*To do*
Scan the data beneath this task and copy each line that includes "menu".

---- Material for this exercise

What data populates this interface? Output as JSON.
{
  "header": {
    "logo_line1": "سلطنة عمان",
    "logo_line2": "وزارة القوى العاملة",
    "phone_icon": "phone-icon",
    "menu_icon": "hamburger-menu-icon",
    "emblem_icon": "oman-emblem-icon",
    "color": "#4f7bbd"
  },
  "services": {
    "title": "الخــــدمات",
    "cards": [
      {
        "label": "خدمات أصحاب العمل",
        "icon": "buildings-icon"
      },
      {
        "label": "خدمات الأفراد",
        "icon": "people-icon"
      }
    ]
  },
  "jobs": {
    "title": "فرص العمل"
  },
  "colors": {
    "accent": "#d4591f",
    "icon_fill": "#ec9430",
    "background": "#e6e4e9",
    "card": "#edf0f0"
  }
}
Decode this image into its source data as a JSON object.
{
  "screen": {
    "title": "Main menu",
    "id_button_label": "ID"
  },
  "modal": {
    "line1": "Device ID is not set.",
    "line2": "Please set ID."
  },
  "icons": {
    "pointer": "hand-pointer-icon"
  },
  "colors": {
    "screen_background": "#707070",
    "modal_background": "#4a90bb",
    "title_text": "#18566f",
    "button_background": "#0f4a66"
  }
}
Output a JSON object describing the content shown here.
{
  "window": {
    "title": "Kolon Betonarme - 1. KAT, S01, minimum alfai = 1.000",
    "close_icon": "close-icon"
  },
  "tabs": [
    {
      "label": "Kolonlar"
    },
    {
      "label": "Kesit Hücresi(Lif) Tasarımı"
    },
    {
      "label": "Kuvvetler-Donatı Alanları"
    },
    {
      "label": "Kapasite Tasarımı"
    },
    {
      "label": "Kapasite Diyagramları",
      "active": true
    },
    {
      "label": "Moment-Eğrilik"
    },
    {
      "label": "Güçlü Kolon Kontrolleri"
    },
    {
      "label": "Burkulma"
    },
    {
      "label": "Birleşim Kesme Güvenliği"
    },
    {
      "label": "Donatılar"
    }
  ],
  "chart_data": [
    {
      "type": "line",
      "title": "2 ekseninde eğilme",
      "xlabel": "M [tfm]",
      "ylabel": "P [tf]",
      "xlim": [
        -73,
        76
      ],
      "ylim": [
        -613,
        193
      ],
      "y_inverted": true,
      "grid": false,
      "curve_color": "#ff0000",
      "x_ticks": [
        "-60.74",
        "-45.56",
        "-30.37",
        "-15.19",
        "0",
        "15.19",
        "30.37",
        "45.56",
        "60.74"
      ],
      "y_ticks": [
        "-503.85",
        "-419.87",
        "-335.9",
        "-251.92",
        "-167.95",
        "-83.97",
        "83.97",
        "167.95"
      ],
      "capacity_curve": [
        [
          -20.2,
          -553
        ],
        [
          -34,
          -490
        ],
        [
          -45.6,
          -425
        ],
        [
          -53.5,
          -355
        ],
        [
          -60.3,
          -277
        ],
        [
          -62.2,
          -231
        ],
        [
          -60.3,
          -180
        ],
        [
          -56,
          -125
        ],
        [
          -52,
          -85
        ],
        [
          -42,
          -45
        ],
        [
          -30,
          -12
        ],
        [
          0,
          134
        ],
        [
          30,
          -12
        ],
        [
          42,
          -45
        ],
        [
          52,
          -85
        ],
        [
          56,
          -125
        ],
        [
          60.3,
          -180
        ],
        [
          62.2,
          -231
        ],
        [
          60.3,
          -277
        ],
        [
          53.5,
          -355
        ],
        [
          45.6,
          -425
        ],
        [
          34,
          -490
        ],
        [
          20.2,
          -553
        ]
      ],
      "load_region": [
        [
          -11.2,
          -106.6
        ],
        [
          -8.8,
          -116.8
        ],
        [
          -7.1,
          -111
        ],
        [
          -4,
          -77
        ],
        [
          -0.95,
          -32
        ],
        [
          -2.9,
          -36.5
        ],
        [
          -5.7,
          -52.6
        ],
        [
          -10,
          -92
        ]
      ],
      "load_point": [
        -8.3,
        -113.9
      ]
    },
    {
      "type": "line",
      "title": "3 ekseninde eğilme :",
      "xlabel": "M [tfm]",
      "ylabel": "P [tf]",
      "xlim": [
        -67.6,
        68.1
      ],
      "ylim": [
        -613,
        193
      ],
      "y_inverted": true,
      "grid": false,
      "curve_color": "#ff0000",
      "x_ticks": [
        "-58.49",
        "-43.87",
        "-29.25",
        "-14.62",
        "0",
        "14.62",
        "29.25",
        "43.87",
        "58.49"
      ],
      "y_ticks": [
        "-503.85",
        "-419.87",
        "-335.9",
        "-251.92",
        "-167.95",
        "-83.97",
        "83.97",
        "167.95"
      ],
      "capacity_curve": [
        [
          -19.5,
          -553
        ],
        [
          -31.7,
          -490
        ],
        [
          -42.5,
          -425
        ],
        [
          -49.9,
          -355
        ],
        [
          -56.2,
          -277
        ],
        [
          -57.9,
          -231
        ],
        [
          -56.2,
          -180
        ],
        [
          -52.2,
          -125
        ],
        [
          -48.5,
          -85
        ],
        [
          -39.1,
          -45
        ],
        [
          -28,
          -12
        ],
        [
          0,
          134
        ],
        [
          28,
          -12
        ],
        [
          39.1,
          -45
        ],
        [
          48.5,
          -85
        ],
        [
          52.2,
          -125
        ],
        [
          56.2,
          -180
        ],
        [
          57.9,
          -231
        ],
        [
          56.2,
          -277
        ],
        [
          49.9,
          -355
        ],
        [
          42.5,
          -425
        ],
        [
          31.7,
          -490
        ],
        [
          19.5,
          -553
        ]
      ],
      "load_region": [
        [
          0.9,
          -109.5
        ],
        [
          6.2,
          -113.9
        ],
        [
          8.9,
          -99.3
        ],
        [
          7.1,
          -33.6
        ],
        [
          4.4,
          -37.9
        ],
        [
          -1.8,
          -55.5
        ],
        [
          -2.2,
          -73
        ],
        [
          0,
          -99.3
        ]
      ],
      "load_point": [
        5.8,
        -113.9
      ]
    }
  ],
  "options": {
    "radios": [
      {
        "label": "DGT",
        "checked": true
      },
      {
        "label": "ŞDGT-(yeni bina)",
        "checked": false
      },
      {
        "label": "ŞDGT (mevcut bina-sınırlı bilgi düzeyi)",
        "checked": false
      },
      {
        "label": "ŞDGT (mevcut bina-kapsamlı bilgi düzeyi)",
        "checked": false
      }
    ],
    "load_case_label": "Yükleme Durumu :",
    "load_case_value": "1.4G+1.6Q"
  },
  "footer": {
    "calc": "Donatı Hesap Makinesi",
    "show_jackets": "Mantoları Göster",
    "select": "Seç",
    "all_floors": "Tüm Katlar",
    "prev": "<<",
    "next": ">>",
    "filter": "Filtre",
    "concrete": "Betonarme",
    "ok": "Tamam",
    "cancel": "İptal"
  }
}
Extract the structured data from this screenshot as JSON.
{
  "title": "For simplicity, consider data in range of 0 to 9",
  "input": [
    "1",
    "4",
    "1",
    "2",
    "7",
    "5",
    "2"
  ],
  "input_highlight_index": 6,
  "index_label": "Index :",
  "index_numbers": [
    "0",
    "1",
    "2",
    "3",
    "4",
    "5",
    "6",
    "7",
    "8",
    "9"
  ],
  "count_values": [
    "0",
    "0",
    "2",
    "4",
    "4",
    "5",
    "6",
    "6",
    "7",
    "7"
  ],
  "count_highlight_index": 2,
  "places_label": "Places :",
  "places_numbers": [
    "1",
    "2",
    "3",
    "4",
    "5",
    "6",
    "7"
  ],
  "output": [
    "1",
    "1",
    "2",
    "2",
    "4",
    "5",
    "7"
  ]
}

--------

*Result*
    "menu_icon": "hamburger-menu-icon",
    "title": "Main menu",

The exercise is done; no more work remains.